What the task requires:
Which of the lines in the records below hold the string "light"? Copy every one of them.

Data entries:
::::

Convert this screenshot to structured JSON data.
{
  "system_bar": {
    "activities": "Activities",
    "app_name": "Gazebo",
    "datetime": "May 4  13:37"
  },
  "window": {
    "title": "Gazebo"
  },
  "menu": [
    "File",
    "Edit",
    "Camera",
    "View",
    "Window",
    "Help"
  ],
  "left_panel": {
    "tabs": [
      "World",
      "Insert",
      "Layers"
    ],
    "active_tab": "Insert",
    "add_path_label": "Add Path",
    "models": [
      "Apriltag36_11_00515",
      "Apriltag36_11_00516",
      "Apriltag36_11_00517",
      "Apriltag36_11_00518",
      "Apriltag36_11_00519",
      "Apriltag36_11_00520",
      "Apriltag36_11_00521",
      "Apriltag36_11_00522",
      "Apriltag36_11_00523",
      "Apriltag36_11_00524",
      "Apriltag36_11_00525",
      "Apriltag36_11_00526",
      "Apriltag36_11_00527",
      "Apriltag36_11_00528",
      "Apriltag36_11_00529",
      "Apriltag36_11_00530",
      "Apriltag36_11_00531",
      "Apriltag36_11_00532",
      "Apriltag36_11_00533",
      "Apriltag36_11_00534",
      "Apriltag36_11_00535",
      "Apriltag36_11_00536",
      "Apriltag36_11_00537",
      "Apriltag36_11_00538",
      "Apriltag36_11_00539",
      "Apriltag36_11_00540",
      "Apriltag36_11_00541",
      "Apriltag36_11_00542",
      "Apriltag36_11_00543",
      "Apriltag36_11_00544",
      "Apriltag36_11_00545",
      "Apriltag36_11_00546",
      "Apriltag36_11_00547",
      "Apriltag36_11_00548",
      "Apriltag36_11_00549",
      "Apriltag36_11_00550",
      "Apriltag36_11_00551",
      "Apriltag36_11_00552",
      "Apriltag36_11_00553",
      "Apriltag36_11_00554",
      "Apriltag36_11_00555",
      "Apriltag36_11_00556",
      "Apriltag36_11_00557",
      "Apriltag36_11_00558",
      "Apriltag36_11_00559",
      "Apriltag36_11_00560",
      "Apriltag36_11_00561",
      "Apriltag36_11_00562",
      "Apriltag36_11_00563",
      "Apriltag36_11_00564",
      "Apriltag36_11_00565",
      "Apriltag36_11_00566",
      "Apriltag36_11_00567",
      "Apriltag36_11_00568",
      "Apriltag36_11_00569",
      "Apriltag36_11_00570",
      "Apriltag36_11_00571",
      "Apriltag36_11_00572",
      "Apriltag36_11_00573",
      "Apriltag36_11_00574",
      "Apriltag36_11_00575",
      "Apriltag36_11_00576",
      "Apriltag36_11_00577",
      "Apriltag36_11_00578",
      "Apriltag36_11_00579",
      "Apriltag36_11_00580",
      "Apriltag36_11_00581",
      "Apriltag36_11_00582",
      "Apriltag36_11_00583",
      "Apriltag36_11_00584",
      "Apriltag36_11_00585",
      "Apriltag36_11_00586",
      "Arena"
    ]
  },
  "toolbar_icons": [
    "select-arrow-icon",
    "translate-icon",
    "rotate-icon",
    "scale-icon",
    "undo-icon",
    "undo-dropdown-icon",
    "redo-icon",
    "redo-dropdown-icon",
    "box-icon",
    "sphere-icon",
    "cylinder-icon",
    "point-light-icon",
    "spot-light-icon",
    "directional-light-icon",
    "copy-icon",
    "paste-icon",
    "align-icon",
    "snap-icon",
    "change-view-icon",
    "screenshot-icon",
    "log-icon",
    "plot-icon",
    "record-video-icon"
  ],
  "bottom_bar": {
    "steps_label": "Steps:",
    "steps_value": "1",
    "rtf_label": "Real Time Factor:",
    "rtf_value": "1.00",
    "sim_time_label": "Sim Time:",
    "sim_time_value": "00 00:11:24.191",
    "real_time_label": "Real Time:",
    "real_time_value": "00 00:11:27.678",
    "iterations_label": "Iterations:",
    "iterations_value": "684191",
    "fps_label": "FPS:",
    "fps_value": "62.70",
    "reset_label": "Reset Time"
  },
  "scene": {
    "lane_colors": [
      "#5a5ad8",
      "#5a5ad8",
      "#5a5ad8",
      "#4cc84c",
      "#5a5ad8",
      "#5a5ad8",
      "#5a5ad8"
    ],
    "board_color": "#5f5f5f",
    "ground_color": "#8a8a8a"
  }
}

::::

Exercise response:
    "point-light-icon",
    "spot-light-icon",
    "directional-light-icon",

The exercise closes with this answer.